··· GIVEN RECORDS
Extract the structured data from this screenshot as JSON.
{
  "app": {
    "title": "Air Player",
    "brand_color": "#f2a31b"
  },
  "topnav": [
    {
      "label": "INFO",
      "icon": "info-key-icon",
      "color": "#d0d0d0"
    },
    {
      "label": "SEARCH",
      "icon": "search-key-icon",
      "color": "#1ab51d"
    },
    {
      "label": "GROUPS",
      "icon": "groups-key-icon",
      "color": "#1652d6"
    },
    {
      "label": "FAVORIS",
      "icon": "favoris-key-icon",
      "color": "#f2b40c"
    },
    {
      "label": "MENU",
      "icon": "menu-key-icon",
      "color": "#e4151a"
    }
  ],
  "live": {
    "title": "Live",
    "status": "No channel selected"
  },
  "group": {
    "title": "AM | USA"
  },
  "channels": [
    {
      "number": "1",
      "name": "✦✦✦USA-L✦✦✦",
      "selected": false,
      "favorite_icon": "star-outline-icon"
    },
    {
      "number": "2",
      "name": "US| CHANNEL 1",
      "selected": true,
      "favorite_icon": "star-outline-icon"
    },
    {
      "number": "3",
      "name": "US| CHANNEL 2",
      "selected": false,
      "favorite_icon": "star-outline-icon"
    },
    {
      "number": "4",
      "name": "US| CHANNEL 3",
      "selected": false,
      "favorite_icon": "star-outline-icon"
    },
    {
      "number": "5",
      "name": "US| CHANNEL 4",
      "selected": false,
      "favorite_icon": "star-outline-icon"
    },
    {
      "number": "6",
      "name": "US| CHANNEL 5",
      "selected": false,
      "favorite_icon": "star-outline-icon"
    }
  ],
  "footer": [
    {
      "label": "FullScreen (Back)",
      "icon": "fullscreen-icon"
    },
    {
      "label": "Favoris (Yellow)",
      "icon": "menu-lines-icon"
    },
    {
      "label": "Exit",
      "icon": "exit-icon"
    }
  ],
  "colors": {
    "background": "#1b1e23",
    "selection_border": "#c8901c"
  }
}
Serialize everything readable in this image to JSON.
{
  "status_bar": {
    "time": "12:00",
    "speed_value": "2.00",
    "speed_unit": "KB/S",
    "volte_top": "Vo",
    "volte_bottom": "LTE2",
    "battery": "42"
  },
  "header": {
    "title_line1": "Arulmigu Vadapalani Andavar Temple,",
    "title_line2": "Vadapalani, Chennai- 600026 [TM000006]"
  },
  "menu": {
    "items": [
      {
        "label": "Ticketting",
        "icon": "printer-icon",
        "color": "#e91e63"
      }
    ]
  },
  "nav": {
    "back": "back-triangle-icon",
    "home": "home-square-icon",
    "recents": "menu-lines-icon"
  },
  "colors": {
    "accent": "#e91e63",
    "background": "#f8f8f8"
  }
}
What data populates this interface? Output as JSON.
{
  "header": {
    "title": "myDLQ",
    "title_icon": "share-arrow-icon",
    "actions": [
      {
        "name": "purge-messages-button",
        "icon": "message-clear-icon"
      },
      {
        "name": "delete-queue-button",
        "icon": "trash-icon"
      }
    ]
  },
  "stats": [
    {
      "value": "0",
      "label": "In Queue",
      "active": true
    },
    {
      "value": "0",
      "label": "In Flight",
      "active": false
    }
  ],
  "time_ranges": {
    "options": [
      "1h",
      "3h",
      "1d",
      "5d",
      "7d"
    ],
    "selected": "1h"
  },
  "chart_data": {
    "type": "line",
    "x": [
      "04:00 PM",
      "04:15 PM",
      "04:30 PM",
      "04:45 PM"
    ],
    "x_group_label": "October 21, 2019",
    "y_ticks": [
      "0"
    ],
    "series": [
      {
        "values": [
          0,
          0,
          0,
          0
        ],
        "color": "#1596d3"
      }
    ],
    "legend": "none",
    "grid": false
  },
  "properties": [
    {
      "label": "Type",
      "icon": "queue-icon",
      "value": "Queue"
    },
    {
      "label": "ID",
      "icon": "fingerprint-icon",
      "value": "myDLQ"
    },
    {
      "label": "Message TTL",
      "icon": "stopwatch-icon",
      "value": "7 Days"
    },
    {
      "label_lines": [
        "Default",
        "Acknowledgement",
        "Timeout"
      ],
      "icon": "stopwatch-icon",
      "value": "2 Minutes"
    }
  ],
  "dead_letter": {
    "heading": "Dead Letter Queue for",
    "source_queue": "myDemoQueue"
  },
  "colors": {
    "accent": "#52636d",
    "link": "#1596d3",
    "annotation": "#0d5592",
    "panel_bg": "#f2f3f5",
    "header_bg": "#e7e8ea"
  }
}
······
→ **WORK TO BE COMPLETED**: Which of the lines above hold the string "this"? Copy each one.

→ **EXPECTED ANSWER**:
Extract the structured data from this screenshot as JSON.
Serialize everything readable in this image to JSON.
What data populates this interface? Output as JSON.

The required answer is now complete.